» WHAT THIS TASK INVOLVES
Look over the listing below and work out how many lines have the word "data". Write only that number.

» EXERCISE MATERIALS
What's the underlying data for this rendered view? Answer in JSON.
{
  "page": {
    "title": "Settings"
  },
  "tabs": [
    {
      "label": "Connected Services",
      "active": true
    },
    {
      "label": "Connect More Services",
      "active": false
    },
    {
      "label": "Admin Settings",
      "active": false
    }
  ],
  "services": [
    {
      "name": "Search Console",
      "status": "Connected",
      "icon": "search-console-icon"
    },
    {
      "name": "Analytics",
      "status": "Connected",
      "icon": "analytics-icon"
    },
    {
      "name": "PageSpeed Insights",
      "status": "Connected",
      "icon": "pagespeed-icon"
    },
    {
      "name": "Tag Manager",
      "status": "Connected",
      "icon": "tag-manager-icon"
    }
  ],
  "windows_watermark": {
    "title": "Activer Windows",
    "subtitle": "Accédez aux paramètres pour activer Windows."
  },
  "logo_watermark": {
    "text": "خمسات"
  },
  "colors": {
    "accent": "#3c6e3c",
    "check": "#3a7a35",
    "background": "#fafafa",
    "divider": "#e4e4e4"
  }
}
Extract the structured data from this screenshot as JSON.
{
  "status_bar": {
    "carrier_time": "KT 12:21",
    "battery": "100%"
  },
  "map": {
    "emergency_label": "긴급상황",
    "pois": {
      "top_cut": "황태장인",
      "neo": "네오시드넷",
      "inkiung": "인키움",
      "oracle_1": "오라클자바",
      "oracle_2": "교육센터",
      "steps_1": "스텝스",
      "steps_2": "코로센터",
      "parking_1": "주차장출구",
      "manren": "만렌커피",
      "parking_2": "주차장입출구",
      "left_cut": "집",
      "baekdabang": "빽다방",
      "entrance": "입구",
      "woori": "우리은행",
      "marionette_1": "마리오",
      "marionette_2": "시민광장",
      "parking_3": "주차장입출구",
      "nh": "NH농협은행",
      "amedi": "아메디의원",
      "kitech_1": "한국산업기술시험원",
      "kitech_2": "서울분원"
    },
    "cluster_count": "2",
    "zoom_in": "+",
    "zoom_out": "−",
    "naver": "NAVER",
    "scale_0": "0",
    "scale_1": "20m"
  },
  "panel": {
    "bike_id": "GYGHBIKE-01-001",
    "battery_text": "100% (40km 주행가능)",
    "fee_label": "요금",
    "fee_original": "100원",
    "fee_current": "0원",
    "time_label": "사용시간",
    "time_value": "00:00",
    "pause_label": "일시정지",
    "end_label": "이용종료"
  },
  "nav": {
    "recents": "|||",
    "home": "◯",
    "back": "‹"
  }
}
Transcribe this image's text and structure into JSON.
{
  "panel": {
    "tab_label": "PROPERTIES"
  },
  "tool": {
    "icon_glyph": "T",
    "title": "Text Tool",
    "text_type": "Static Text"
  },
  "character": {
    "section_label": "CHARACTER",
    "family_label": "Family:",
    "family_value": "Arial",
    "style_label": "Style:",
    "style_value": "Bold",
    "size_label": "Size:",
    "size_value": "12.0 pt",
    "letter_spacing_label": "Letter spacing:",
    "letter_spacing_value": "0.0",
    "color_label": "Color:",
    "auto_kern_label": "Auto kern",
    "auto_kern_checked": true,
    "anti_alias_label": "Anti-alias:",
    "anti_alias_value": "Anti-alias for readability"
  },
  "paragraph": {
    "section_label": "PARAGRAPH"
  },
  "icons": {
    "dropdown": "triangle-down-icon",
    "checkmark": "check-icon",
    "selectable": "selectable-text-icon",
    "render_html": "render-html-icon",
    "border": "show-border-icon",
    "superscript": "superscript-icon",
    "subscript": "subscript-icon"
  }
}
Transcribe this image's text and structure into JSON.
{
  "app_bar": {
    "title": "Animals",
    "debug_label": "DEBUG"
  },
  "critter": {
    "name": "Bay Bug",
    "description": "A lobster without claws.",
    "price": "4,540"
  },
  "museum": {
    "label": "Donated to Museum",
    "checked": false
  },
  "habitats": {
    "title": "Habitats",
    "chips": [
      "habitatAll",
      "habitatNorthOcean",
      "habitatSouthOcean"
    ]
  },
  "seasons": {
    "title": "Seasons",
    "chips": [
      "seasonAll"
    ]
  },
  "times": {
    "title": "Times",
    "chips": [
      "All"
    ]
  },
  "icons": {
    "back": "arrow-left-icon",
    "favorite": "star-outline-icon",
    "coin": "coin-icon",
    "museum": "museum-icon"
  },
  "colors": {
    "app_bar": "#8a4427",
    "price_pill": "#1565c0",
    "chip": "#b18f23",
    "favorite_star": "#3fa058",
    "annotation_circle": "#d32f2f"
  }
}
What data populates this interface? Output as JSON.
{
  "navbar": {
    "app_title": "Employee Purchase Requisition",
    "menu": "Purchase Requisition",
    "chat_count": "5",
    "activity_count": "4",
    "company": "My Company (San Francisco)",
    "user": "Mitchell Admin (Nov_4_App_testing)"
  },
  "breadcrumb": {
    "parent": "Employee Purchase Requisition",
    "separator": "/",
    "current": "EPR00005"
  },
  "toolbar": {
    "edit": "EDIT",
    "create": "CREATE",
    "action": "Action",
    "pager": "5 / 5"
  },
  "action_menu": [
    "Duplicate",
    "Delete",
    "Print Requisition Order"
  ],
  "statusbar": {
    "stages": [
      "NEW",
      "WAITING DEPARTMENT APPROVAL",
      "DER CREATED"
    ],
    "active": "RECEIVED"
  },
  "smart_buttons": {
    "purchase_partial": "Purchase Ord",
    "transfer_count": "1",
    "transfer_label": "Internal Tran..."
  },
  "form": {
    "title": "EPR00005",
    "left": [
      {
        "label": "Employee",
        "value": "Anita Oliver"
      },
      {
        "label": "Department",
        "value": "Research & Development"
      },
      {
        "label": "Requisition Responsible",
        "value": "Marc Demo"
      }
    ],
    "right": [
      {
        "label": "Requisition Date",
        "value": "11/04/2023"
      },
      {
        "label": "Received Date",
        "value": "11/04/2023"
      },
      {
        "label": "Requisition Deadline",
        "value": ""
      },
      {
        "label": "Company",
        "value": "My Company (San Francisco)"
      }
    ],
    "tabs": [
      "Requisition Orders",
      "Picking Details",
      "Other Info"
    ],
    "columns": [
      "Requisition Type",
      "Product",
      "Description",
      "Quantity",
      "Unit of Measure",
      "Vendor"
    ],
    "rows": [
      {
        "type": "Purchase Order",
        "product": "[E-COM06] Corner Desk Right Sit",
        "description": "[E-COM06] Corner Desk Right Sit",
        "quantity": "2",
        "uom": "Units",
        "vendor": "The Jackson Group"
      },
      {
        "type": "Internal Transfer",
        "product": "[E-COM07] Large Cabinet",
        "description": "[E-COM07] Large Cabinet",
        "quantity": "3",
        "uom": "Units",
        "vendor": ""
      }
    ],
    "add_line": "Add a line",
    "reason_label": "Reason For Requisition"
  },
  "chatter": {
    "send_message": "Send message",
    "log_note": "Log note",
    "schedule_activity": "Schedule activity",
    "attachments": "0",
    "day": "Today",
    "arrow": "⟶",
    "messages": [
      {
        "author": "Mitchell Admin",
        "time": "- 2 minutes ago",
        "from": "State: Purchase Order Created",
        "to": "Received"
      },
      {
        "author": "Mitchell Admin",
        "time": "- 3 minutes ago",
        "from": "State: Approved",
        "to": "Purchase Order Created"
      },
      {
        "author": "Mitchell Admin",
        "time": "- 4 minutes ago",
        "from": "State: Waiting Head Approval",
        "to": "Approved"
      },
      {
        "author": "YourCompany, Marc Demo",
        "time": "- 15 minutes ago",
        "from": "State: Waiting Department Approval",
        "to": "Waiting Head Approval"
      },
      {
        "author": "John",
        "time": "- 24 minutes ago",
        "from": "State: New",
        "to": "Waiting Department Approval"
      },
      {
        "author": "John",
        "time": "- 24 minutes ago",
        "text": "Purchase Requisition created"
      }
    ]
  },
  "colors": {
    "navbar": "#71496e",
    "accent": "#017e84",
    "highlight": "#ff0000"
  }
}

» FINAL ANSWER
3